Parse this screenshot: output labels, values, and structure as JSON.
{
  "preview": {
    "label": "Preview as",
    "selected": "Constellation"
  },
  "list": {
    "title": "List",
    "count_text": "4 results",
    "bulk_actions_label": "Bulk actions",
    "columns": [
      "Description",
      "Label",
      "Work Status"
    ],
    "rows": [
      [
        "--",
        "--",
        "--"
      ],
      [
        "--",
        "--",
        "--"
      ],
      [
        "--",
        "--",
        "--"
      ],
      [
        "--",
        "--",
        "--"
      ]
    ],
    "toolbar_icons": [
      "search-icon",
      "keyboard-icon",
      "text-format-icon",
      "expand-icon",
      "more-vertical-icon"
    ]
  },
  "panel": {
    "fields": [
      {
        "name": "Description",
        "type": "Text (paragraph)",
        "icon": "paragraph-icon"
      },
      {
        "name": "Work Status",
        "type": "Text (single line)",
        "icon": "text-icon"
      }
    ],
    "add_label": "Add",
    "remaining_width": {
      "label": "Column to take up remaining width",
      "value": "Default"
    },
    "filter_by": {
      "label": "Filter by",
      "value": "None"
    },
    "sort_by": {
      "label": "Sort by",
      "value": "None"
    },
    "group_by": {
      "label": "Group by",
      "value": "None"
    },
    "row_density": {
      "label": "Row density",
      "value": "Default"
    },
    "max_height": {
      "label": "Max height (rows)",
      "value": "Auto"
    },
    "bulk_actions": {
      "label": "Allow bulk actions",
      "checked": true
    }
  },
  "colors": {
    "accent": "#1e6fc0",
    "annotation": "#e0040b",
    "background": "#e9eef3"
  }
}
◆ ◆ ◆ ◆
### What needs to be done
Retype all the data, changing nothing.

### Response below
Parse this screenshot: output labels, values, and structure as JSON.
{
  "preview": {
    "label": "Preview as",
    "selected": "Constellation"
  },
  "list": {
    "title": "List",
    "count_text": "4 results",
    "bulk_actions_label": "Bulk actions",
    "columns": [
      "Description",
      "Label",
      "Work Status"
    ],
    "rows": [
      [
        "--",
        "--",
        "--"
      ],
      [
        "--",
        "--",
        "--"
      ],
      [
        "--",
        "--",
        "--"
      ],
      [
        "--",
        "--",
        "--"
      ]
    ],
    "toolbar_icons": [
      "search-icon",
      "keyboard-icon",
      "text-format-icon",
      "expand-icon",
      "more-vertical-icon"
    ]
  },
  "panel": {
    "fields": [
      {
        "name": "Description",
        "type": "Text (paragraph)",
        "icon": "paragraph-icon"
      },
      {
        "name": "Work Status",
        "type": "Text (single line)",
        "icon": "text-icon"
      }
    ],
    "add_label": "Add",
    "remaining_width": {
      "label": "Column to take up remaining width",
      "value": "Default"
    },
    "filter_by": {
      "label": "Filter by",
      "value": "None"
    },
    "sort_by": {
      "label": "Sort by",
      "value": "None"
    },
    "group_by": {
      "label": "Group by",
      "value": "None"
    },
    "row_density": {
      "label": "Row density",
      "value": "Default"
    },
    "max_height": {
      "label": "Max height (rows)",
      "value": "Auto"
    },
    "bulk_actions": {
      "label": "Allow bulk actions",
      "checked": true
    }
  },
  "colors": {
    "accent": "#1e6fc0",
    "annotation": "#e0040b",
    "background": "#e9eef3"
  }
}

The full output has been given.